Task to complete
Using the records below, filter for lines that contain the string "users" and copy them out.

═════ Data under study ═════

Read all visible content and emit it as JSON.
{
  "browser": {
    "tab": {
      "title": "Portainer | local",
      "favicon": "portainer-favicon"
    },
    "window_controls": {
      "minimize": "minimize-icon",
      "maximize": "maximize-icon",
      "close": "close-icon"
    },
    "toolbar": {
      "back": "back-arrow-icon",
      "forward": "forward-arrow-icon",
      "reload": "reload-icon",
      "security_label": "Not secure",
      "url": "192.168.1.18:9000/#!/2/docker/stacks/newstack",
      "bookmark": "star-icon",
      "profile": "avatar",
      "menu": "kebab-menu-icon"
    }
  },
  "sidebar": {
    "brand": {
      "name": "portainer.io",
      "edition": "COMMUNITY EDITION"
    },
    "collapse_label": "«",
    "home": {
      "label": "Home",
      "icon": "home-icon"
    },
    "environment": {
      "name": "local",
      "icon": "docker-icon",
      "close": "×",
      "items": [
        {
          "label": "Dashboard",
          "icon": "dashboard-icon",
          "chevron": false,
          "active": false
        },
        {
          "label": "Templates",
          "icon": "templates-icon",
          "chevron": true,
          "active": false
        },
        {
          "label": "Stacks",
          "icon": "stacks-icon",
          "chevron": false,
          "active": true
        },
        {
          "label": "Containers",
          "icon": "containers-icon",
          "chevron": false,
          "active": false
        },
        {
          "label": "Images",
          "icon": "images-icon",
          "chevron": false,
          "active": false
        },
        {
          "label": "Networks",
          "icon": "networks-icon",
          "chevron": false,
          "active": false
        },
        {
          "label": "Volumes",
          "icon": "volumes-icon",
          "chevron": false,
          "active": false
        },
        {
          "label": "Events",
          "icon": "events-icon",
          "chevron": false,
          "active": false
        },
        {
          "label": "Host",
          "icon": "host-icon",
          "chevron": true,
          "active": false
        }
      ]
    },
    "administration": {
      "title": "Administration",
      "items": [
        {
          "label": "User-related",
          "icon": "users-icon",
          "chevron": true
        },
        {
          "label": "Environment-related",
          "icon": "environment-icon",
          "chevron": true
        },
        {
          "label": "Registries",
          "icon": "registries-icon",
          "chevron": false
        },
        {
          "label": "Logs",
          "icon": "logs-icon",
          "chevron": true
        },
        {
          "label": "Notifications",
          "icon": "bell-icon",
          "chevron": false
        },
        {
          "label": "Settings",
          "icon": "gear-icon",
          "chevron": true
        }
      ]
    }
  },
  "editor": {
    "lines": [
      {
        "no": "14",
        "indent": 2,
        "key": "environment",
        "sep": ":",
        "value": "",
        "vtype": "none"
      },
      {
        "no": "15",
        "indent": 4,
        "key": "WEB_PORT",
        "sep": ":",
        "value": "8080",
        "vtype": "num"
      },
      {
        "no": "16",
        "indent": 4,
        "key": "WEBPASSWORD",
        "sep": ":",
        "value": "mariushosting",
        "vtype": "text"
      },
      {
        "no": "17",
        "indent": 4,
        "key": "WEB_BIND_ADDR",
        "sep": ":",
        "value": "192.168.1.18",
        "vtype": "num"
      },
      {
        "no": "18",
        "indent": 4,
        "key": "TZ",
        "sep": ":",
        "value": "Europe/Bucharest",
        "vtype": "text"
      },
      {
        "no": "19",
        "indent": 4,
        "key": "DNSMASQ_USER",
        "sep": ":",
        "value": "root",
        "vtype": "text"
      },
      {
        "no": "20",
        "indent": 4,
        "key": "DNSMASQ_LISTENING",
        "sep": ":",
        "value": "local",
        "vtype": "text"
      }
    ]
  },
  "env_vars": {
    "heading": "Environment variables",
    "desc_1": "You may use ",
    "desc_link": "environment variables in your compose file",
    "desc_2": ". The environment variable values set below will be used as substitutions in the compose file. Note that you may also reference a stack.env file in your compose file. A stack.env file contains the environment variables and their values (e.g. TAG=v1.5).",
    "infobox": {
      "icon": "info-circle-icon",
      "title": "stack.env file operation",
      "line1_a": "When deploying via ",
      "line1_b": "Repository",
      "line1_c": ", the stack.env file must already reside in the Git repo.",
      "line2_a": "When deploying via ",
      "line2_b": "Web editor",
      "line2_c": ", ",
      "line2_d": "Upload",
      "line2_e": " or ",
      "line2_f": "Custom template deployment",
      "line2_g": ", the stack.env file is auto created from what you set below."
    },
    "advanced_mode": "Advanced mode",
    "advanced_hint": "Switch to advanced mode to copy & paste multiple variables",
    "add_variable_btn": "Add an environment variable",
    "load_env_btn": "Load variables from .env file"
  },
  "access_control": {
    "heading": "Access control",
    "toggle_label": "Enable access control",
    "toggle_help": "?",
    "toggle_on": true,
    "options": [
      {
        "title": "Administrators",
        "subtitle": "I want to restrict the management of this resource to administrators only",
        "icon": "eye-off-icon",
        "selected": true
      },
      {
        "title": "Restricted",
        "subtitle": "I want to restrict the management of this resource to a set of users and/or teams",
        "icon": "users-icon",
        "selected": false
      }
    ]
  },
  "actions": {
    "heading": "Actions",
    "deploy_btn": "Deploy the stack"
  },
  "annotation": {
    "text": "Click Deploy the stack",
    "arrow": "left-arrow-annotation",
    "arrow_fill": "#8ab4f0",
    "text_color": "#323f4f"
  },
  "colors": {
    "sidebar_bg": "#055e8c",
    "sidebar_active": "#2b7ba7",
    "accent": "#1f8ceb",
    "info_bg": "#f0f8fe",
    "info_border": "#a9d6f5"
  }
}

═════

Answer to the problem
          "icon": "users-icon",
        "subtitle": "I want to restrict the management of this resource to a set of users and/or teams",
        "icon": "users-icon",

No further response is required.